Local polls will be nursery for TDs to replace rebels
Published 19/01/2014 | 02:30
FINE Gael isn't waiting around for the rebel TDs to come back into the party fold. It is already preparing for the members of the Reform Alliance not being on the ticket at the next general election.
Plans for replacing the Reform Alliance will up a gear with this year's local elections, but this isn't the only route for finding a new candidate. And almost all of the Reform Alliance members were affected by the redrawing of the constituencies ahead of the next general election.
Dublin Bay South:
Fine Gael is clearly planning to go all-out to hold its seat -- preferably at her expense.
Apart from the cosmetic change of name from Dublin South East and the addition of more population, the constituency remains largely unchanged as a four-seater.
Therefore, Fine Gael retains a strong hope of holding its two seats -- even without Ms Creighton -- through sitting TD Eoghan Murphy and a new running mate. The local elections will flush out whether new candidates Kate O'Connell, Samantha Long and Dr Paddy Smyth are up to scratch. If not, there are always other routes. It's not inconceivable that Fine Gael could win two seats and Ms Creighton would still get elected.
No tears are being shed among the local party members at Mr Mathews' exit.
The old Dublin South constituency is being butchered from a five-seater to the new three-seat Dublin Rathdown. Fine Gael elected three TDs in 2011, Alan Shatter, Olivia Mitchell and Mr Mathews. Mr Shatter and Ms Mitchell are expected to run again and, if not, there are ample young replacements in Cllr Neale Richmond and new local election candidate Josepha Madigan.
After successive bad experiences with Mr Mathews and George Lee, there's no appetite for parachuting in another star. The party is guaranteed one seat and will fight hard for a second.
Dublin Bay North:
Often viewed as the most likely to return to the party fold, but Fine Gael strategists are already making plans without him.
Based in the old three-seat Dublin North East, which is being merged with the old Dublin North Central into the new Dublin Bay North five-seat constituency.

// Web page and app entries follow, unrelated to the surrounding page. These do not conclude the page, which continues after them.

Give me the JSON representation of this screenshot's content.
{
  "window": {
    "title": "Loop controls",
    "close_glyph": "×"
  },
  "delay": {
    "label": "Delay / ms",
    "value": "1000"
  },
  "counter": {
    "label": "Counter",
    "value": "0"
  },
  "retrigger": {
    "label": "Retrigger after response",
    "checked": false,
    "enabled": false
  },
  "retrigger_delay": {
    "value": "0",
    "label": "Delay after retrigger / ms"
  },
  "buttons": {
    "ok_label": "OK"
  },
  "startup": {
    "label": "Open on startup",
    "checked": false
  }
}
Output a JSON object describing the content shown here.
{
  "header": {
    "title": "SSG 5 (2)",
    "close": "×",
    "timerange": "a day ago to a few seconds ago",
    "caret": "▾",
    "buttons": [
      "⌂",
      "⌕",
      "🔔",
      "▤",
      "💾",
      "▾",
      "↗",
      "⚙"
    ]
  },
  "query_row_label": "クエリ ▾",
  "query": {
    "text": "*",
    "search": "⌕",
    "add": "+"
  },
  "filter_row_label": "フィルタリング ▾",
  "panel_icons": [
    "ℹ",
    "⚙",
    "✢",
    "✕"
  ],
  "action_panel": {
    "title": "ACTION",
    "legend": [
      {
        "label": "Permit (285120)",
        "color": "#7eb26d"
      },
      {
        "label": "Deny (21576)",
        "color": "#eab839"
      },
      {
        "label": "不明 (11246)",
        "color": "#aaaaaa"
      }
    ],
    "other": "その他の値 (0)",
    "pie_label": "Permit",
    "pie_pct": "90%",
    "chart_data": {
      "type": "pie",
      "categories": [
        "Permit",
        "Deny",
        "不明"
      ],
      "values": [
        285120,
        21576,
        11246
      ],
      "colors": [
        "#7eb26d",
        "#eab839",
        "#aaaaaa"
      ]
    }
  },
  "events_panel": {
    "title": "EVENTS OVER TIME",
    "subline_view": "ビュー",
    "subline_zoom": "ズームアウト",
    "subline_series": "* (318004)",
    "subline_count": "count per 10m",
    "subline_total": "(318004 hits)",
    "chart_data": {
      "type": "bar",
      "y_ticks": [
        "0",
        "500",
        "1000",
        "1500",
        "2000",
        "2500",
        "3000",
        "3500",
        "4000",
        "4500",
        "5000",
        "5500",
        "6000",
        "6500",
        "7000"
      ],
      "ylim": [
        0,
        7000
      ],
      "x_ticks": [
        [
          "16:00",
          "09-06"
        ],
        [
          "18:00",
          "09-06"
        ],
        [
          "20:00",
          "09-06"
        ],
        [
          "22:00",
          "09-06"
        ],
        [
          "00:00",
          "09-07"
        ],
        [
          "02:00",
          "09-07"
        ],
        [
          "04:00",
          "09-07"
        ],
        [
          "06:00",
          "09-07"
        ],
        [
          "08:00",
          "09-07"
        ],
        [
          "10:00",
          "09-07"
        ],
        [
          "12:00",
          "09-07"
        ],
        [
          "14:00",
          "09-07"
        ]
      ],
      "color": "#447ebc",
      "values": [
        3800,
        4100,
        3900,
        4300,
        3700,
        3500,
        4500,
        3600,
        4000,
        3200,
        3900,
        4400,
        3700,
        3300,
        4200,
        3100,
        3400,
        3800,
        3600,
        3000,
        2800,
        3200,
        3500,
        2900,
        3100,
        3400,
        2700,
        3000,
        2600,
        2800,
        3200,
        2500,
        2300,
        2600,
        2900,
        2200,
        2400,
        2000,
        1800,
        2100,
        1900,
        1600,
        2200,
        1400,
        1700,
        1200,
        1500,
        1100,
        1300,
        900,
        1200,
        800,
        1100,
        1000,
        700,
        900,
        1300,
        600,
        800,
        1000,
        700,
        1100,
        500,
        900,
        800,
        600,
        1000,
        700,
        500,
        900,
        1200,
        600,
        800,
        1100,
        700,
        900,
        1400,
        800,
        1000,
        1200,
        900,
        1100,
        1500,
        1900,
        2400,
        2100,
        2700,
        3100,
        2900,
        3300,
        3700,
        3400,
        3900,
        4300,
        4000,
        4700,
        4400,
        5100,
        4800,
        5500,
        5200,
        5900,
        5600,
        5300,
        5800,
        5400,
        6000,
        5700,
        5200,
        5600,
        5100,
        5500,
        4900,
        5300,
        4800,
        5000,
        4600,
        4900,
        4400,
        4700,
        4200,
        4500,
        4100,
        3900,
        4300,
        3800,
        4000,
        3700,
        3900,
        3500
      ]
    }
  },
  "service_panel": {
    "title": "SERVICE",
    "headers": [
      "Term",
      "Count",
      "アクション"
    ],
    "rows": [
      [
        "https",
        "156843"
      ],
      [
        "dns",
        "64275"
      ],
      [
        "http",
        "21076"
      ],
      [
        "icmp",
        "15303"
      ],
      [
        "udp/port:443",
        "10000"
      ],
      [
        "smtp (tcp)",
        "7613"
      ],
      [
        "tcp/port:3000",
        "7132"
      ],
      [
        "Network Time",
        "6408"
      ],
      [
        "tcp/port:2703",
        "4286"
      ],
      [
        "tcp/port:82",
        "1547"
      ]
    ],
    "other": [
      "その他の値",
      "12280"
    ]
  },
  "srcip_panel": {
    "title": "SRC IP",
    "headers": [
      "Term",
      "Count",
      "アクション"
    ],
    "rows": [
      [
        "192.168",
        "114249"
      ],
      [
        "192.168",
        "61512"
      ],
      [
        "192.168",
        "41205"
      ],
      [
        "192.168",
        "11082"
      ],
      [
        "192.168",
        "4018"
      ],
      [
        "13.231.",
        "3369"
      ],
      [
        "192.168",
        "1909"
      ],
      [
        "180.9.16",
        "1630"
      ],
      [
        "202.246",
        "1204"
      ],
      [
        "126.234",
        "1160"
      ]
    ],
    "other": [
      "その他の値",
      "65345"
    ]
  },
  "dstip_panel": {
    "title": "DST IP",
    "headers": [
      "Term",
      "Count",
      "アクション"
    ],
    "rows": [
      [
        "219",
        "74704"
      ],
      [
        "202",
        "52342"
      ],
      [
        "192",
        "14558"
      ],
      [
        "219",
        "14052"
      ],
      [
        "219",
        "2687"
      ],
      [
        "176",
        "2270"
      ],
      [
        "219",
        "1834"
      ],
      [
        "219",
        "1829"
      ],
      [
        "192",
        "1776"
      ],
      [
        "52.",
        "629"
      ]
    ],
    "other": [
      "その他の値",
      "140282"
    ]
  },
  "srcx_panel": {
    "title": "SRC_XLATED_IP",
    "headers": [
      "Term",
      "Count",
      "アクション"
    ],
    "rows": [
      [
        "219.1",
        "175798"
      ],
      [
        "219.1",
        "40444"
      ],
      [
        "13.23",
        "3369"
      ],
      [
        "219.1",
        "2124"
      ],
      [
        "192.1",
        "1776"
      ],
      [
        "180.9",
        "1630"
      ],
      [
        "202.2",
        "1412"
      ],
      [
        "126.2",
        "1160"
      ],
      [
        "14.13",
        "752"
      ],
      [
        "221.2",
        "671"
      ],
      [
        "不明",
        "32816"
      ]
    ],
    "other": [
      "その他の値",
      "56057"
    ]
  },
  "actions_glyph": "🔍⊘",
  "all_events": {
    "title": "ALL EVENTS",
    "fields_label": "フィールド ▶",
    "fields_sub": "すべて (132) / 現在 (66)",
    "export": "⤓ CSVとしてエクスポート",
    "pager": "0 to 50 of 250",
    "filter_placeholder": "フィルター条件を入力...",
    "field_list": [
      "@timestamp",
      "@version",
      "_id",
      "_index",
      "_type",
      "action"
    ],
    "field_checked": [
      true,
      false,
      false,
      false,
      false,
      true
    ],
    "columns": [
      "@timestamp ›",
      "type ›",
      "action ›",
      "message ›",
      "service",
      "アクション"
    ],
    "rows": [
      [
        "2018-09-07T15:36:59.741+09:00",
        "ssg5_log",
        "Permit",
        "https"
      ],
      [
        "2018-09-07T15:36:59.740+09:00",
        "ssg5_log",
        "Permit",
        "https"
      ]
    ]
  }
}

Richard Bruton will lead the line for the party and the favourite to join him is Stephanie Regan, a sister of former Fine Gael Senator Eugene Regan, running for Dublin City Council. Former Progressive Democrats candidate and one-time TV ad dentist Keith Redmond, who is seeking to run for Fingal County Council, is an outside option.
Finding a replacement will prove problematic for the party as he is based in the west of the county where no obvious substitute is emerging. Beyond the local elections, party strategists claim to have a few options in mind, but nothing in the public domain.
Fine Gael would have been hard-pressed anyway to hold the three seats it won in 2011 through Andrew Doyle, Simon Harris and Mr Timmins.
The priority will be to have a candidate in the area, just to shore up the party vote, but a win won't be expected and Fine Gael will be happy to come away with two seats, leaving Mr Timmins to fend for himself with a good chance of getting back.
Already out of the party for almost two years, arising from the downgrading of the A&E in the local hospital, Mr Naughten will run as an Independent. The constituency has been re-jigged with the old Roscommon-South Leitrim becoming the new Roscommon-Galway, but still remains a three-seater. Fine Gael TD Frank Feighan will contest in Roscommon, with a running mate on the Galway side, possibly Senator Michael Mullins. Fine Gael expects to hold a seat and Mr Naughten would also have a strong chance.
Fidelma Healy Eames
Cheerio and close and the door on the way out seemed to be the attitude of many in the party to her departure, so no reconciliation is expected.
Fellow abortion legislation defector Brian Walsh is already on the way back.
Galway West has taken in a chunk of Mayo, so the current thinking is the Fine Gael ticket will be sitting TD Sean Kyne in Connemara, Mr Walsh and new Senator Hildegarde Naughton in the city, with John O'Mahony coming in from Mayo, due to the redraw and a cut in the number of seats there.
Due to her family connections, Ms Naughton will also cover Ms Healy Eames' turf out in Oranmore. Fine Gael will be aiming for three seats, which is a big ask.
Cork East or Cork North-Central:
After failing in 2007 to regain the Cork East seat he lost in the 2002 meltdown, he didn't run in the 2011 general election.
His home base moved from his old stomping ground into Cork North-Central last time out, making a general election run unlikely.
Comfortable in the Seanad, he'll secure an outside nomination for the Upper House and probably get re-elected.